These examples illustrate the potential of starting a business with limited resources. The key is to think creatively, use available platforms wisely, and focus on building relationships with your audience. Whether it’s through compelling storytelling in crafts, specialized expertise in writing, or personalized experiences in fitness training, what sets a lean startup apart is its ability to connect deeply with its target market while maintaining a streamlined, cost-effective operational model.

Challenges and Tips for Overcoming Them

  • Challenge 1: Limited Funds: Focus on needs, not wants.

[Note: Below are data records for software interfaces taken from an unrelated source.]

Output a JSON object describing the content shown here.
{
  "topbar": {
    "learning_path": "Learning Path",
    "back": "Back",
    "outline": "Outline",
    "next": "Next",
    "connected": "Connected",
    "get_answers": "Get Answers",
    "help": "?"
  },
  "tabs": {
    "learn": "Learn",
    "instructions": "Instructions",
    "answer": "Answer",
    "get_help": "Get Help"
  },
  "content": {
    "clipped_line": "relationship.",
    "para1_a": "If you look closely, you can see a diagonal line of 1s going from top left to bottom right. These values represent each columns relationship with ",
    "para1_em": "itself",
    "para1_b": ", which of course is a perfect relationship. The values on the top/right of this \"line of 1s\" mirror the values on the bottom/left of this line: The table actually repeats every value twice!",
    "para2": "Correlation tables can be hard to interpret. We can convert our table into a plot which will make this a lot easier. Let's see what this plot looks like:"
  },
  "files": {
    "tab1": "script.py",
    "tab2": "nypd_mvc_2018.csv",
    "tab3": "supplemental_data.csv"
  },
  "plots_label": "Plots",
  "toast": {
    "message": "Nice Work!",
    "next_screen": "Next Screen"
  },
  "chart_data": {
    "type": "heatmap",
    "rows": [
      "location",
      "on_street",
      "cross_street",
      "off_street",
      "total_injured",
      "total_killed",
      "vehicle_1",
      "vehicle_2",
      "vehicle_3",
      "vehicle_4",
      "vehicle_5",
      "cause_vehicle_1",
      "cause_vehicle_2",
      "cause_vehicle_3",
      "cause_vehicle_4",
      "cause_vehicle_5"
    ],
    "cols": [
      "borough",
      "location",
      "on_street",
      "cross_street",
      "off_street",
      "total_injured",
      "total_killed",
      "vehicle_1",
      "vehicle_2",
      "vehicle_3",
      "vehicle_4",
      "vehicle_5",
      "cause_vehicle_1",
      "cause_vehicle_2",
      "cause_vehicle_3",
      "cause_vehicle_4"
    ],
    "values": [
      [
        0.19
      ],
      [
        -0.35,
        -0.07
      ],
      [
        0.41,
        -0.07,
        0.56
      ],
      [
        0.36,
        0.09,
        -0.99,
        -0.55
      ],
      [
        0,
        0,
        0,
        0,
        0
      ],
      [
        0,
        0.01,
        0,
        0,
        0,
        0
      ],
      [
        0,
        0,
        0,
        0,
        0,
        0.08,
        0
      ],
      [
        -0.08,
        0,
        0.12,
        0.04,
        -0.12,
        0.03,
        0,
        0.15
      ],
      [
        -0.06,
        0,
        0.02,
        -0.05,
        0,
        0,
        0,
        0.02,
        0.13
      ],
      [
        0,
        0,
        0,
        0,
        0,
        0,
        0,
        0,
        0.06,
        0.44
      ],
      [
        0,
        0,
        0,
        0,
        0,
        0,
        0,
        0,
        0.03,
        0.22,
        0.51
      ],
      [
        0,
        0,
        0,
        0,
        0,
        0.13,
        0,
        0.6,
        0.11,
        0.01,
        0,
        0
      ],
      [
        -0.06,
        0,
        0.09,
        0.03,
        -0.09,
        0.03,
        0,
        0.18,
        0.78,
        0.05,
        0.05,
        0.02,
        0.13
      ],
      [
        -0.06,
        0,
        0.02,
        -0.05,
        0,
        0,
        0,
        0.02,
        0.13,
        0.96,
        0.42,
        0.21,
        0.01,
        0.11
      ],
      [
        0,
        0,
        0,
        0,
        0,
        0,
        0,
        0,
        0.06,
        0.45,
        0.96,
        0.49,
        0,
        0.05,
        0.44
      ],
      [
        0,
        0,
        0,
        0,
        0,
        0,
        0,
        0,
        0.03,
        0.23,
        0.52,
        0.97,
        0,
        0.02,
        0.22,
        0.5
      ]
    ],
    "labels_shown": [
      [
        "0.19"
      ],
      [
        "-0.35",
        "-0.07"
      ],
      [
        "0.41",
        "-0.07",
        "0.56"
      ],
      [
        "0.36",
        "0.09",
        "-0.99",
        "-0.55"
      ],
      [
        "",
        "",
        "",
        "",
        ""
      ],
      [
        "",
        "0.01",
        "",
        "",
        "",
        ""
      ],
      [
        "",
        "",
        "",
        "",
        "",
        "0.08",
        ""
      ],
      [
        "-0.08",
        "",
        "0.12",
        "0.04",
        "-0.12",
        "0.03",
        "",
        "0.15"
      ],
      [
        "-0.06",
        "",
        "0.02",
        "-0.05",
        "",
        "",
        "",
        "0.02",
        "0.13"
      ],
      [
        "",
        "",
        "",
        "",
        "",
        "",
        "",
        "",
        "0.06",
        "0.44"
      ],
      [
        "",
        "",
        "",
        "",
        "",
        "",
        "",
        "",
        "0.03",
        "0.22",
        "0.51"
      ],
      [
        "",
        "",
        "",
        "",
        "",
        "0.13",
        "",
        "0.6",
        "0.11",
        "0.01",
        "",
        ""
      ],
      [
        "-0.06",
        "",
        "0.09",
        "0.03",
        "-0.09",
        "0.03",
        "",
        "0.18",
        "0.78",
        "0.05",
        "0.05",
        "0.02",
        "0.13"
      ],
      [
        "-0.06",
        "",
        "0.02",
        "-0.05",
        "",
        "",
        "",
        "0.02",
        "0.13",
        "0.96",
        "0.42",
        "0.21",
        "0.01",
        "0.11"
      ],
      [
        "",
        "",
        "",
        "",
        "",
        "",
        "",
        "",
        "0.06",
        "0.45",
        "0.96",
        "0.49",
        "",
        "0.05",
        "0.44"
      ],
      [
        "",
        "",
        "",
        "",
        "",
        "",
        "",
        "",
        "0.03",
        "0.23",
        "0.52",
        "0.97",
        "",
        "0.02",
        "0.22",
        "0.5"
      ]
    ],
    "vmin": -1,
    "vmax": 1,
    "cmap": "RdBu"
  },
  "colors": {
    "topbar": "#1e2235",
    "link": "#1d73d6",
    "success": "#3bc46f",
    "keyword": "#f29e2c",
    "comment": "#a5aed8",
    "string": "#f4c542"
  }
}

Use what you have to get started.
  • Tip: Lean heavily on digital marketing, which can be cost-effective and far-reaching.
  • Challenge 2: Uncertainty About the Product: You might worry whether your MVP is good enough.
  • Tip: Remember that feedback is more valuable than initial perfection. Iterate as you go.
  • Challenge 3: Balancing Quality and Costs: It can be tough to offer quality while keeping costs low.
  • Tip: Focus on delivering value. Sometimes, personalization or exceptional service can compensate for a leaner product.

The Takeaway

Starting your dream business with less than $100 might seem daunting, but it’s entirely possible with the right approach. It’s about leveraging your inherent skills, understanding the market’s needs, and being resourceful. As Chris Guillebeau’s “The $100 Startup” teaches us, the most significant investment in your business is not money; it’s creativity, effort, and determination. So, take that leap of faith — your entrepreneurial dream is just a lean plan away!